What are the molecular mediators of neuronal mitophagy?
One of the major mechanisms utilized by cells to remove aged and/or damaged mitochondria is the selective removal of the organelle via autophagy, better known as mitophagy. Much research in the past decade examining mitophagy has been performed in transformed cultured cell lines, and has yielded the general cascade of events that occur in the mitophagic process (see illustration below). With modern genetic tools and recent discoveries, we are now in a place to systematically dissect the molecular mechanisms regulating mitophagy in neurons in vivo. We are taking a two step approach in: 1) identifying candidate genes involved in mitophagy in neurons, and their contribution to the mitophagic process; and 2) understanding the physiological consequences of disrupting neuronal mitophagy. Many of the candidate genes we will be testing are associated with neurodegenerative diseases when mutated in humans.
How does the local environment respond to mitophagy disruption in neurons?
Mitochondria, particularly damaged mitochondria, can be the source of various cellular threats including damaging reactive oxygen species (ROS). However, strict mitochondrial quality control is thought to act to keep a lid on these potentially damaging threats. Mitophagy and other forms of mitochondrial quality control have been strongly associated with the pathology of multiple neurodegenerative diseases, and we seek to understand more about the tissue and organismal level response to defective mitochondrial quality control in neurons. We are interested in understanding how supportive glial cells react to disrupted mitochondrial quality control in neurons, and how they can potentially aid (or harm) long-term neuronal function. The genetic tools we have developed in in Drosophila allow us to independently and simultaneously manipulate gene expression (Gal4/UAS and QF/QUAS system, see illustration below) in neurons and glia to test our hypotheses.
Mitochondria share characteristics with bacteria due to their evolutionary origin. While generally thought of as an "immune privileged" tissue, sterile inflammation in the nervous system has recently been demonstrated to be a contributing factor to neurodegenerative disease. We are interested in testing the hypothesis that disrupted mitophagy, and the consequences of damaged mitochondria not being efficiently degraded, can trigger a maladaptive immune response in neurons. We will test this idea on the cellular and physiological level.
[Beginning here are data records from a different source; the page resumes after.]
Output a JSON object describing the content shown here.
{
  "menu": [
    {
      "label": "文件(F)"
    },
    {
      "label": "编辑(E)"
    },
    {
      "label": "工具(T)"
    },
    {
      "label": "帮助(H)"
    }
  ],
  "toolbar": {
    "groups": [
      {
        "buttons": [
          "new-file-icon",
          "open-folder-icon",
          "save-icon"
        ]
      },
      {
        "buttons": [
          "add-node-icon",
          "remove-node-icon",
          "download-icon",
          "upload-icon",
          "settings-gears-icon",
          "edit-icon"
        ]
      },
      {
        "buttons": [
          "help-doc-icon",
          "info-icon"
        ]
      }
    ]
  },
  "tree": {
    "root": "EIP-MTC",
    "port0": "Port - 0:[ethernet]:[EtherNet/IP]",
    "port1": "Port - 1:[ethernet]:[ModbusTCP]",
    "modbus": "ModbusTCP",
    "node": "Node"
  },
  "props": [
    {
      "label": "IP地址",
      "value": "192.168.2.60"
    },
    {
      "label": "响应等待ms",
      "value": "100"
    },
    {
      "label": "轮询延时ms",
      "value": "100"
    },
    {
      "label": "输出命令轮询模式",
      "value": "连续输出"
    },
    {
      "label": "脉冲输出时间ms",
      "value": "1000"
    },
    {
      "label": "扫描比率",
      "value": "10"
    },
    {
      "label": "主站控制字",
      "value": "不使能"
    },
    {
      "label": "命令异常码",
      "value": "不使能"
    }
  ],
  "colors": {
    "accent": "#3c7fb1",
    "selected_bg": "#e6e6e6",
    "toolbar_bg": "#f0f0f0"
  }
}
How do disruptions in mitophagy contribute to other diseases?
We are interested in the process of mitophagy in biological contexts associated with disease. Disruptions to mitophagy have been linked to many other diseases, and we are interested to dig deeper into the cell biological and physiological defects associated with these diseases. We plan to model such mitophagy-associated diseases in the fly, cultured cells, and rodents.